- Work item
Print the listing in its entirety and exactly, leaving out images.

- Task material

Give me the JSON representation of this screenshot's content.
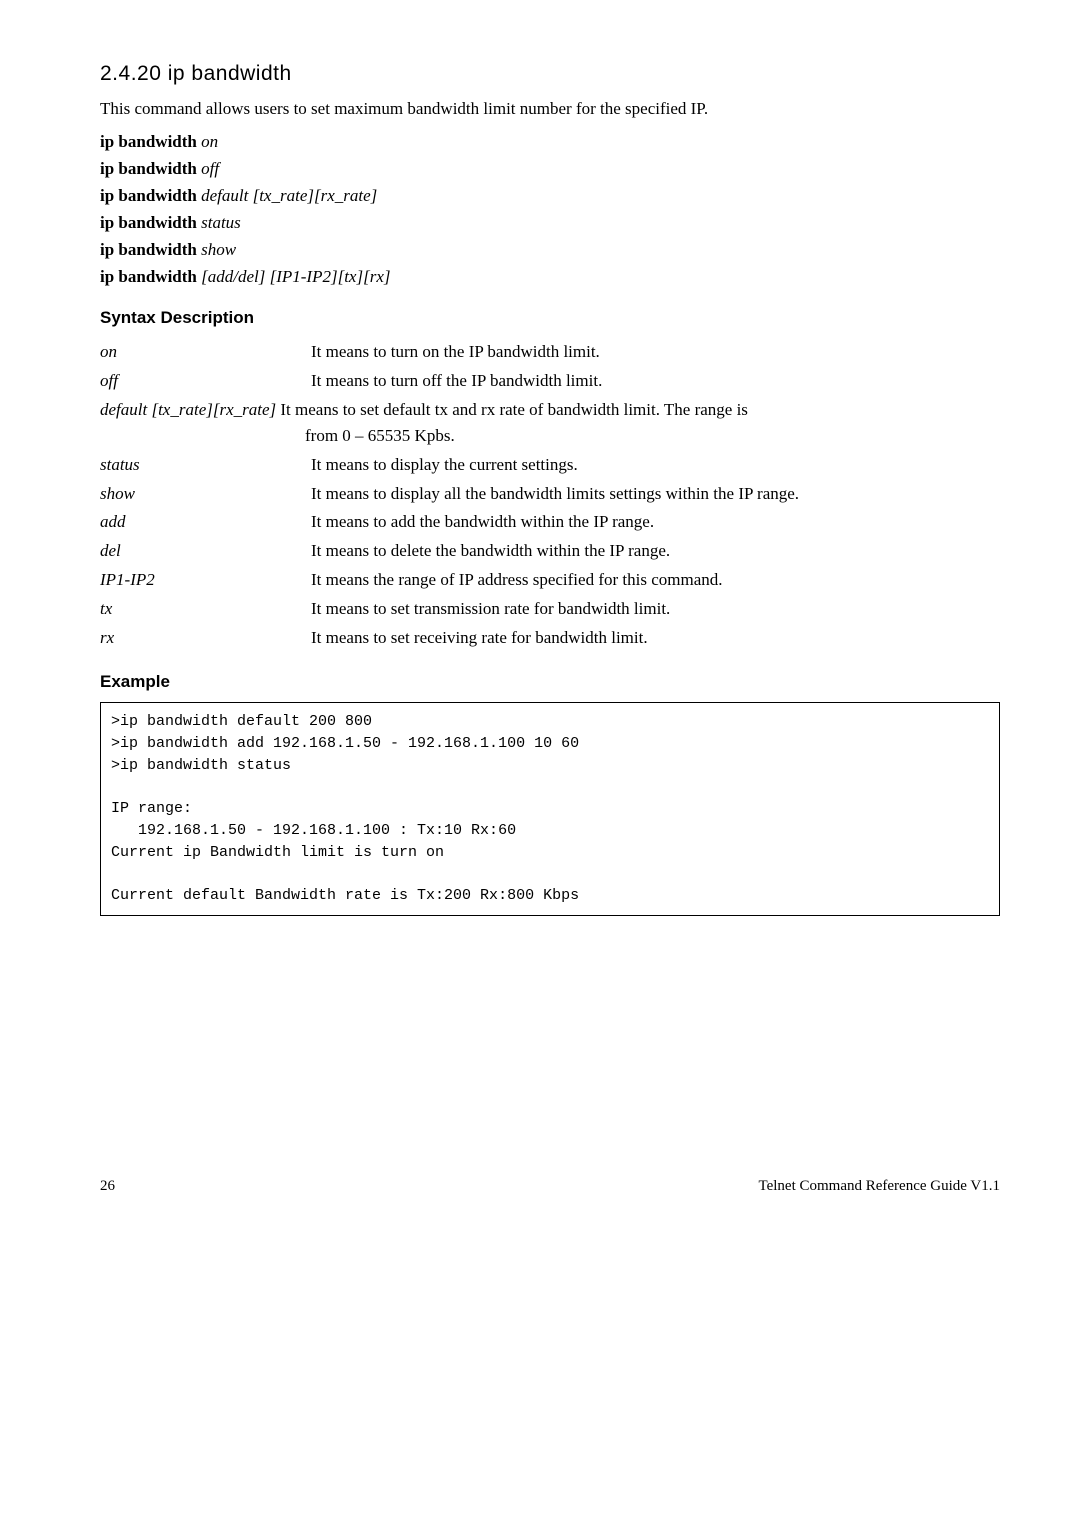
{
  "section": {
    "number": "2.4.20",
    "title": "ip bandwidth"
  },
  "intro": "This command allows users to set maximum bandwidth limit number for the specified IP.",
  "commands": [
    {
      "cmd": "ip bandwidth",
      "arg": "on"
    },
    {
      "cmd": "ip bandwidth",
      "arg": "off"
    },
    {
      "cmd": "ip bandwidth",
      "arg": "default [tx_rate][rx_rate]"
    },
    {
      "cmd": "ip bandwidth",
      "arg": "status"
    },
    {
      "cmd": "ip bandwidth",
      "arg": "show"
    },
    {
      "cmd": "ip bandwidth",
      "arg": "[add/del] [IP1-IP2][tx][rx]"
    }
  ],
  "syntax_heading": "Syntax Description",
  "syntax": [
    {
      "term": "on",
      "def": "It means to turn on the IP bandwidth limit."
    },
    {
      "term": "off",
      "def": "It means to turn off the IP bandwidth limit."
    },
    {
      "term": "default [tx_rate][rx_rate]",
      "def": "It means to set default tx and rx rate of bandwidth limit. The range is from 0 – 65535 Kpbs.",
      "inline": true
    },
    {
      "term": "status",
      "def": "It means to display the current settings."
    },
    {
      "term": "show",
      "def": "It means to display all the bandwidth limits settings within the IP range."
    },
    {
      "term": "add",
      "def": "It means to add the bandwidth within the IP range."
    },
    {
      "term": "del",
      "def": "It means to delete the bandwidth within the IP range."
    },
    {
      "term": "IP1-IP2",
      "def": "It means the range of IP address specified for this command."
    },
    {
      "term": "tx",
      "def": "It means to set transmission rate for bandwidth limit."
    },
    {
      "term": "rx",
      "def": "It means to set receiving rate for bandwidth limit."
    }
  ],
  "example_heading": "Example",
  "example_text": ">ip bandwidth default 200 800\n>ip bandwidth add 192.168.1.50 - 192.168.1.100 10 60\n>ip bandwidth status\n\nIP range:\n   192.168.1.50 - 192.168.1.100 : Tx:10 Rx:60\nCurrent ip Bandwidth limit is turn on\n\nCurrent default Bandwidth rate is Tx:200 Rx:800 Kbps",
  "footer": {
    "page": "26",
    "doc": "Telnet Command Reference Guide V1.1"
  }
}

- Written solution
Give me the JSON representation of this screenshot's content.
{
  "section": {
    "number": "2.4.20",
    "title": "ip bandwidth"
  },
  "intro": "This command allows users to set maximum bandwidth limit number for the specified IP.",
  "commands": [
    {
      "cmd": "ip bandwidth",
      "arg": "on"
    },
    {
      "cmd": "ip bandwidth",
      "arg": "off"
    },
    {
      "cmd": "ip bandwidth",
      "arg": "default [tx_rate][rx_rate]"
    },
    {
      "cmd": "ip bandwidth",
      "arg": "status"
    },
    {
      "cmd": "ip bandwidth",
      "arg": "show"
    },
    {
      "cmd": "ip bandwidth",
      "arg": "[add/del] [IP1-IP2][tx][rx]"
    }
  ],
  "syntax_heading": "Syntax Description",
  "syntax": [
    {
      "term": "on",
      "def": "It means to turn on the IP bandwidth limit."
    },
    {
      "term": "off",
      "def": "It means to turn off the IP bandwidth limit."
    },
    {
      "term": "default [tx_rate][rx_rate]",
      "def": "It means to set default tx and rx rate of bandwidth limit. The range is from 0 – 65535 Kpbs.",
      "inline": true
    },
    {
      "term": "status",
      "def": "It means to display the current settings."
    },
    {
      "term": "show",
      "def": "It means to display all the bandwidth limits settings within the IP range."
    },
    {
      "term": "add",
      "def": "It means to add the bandwidth within the IP range."
    },
    {
      "term": "del",
      "def": "It means to delete the bandwidth within the IP range."
    },
    {
      "term": "IP1-IP2",
      "def": "It means the range of IP address specified for this command."
    },
    {
      "term": "tx",
      "def": "It means to set transmission rate for bandwidth limit."
    },
    {
      "term": "rx",
      "def": "It means to set receiving rate for bandwidth limit."
    }
  ],
  "example_heading": "Example",
  "example_text": ">ip bandwidth default 200 800\n>ip bandwidth add 192.168.1.50 - 192.168.1.100 10 60\n>ip bandwidth status\n\nIP range:\n   192.168.1.50 - 192.168.1.100 : Tx:10 Rx:60\nCurrent ip Bandwidth limit is turn on\n\nCurrent default Bandwidth rate is Tx:200 Rx:800 Kbps",
  "footer": {
    "page": "26",
    "doc": "Telnet Command Reference Guide V1.1"
  }
}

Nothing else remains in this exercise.